When you hear the words ‘dolphin hunts’ it’s likely that you think of Japan or...

Australian Government to block Japanese whaling proposal

Japanese Government officials have reportedly confirmed that they will propose the resumption of commercial whaling...

Pregnant whales once again a target for Japanese whalers

Figures from Japan's whaling expedition to Antarctica during the 2017/18 austral summer have revealed that...

Did Icelandic whalers really kill a blue whale?

*Warning - this blog contains an image that you may find upsetting* They say a...

Icelandic whalers breach international law and kill iconic, protected whale by mistake

Icelandic whalers out hunting fin whales for the first time in three years appear to...

Doubts remain after Icelandic Marine Institute claims slaughtered whale was a hybrid not a blue

Experts remain sceptical of initial test results issued by the Icelandic Marine Institute, which indicate...

Japan set to resume commercial whaling

Reports from Japan suggest that the government they will formally propose plans to resume commercial...

End the whale hunts! Icelandic fin whaler isolated as public mood shifts

Here’s a sight I hoped never again to witness. A boat being scrubbed and repainted...

Norway increases whaling quota despite declining demand

Norway's government has announced an increase in the number of minke whales that can be...

Icelandic fin whale hunting to resume

Iceland’s only fin whaling company, Hvalur hf,  announced today that it will resume fin whaling...

SOS alert for whales off Norway!

I have to admit to bitter disappointment when I arrived in Tromsø, northern Norway, a...

Captive beluga loses first calf

Earlier this year, we shared the sad news that Qinu, a beluga held at Georgia Aquarium, was pregnant with her first calf – a continuation of the horrible legacy of captivity.  Unfortunately, Georgia Aquarium has reported that Qinu’s calf died before birth.  This news comes after SeaWorld Orlando also announced the death of a newborn beluga calf this summer; another beluga was born at SeaWorld San Antonio this fall.

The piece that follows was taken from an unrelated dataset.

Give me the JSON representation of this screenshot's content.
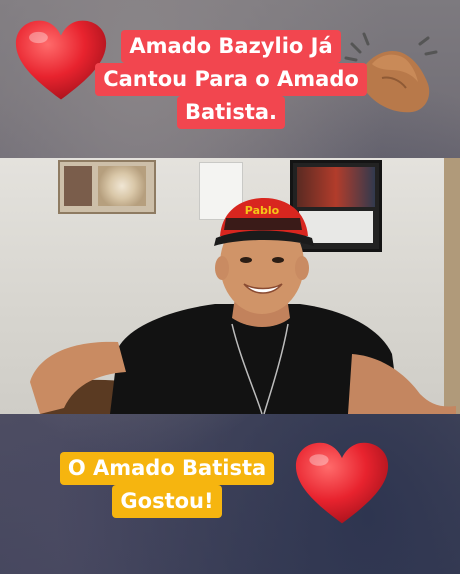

Belugas, like other whales and dolphins, are intelligent and social beings not suited to a life in captivity.  Many captive belugas sadly endure unsuccessful pregnancies or lose their calves at young ages.  The low survival rate of captive baby belugas is just one example of why belugas do not fare well in a tank.  After losing a multi-year battle to import wild-caught belugas from Russia, Georgia Aquarium committed to no longer take whales or dolphins from the wild.  We hope this most recent loss will inspire them to also end their captive breeding program before another beluga is forced to suffer the loss of her offspring.

You can help WDC end captivity for all whales and dolphins.  Sign our Pledge Never to Plunge with captive whales and dolphins and support our efforts to create a world where every whale and dolphin is safe and free.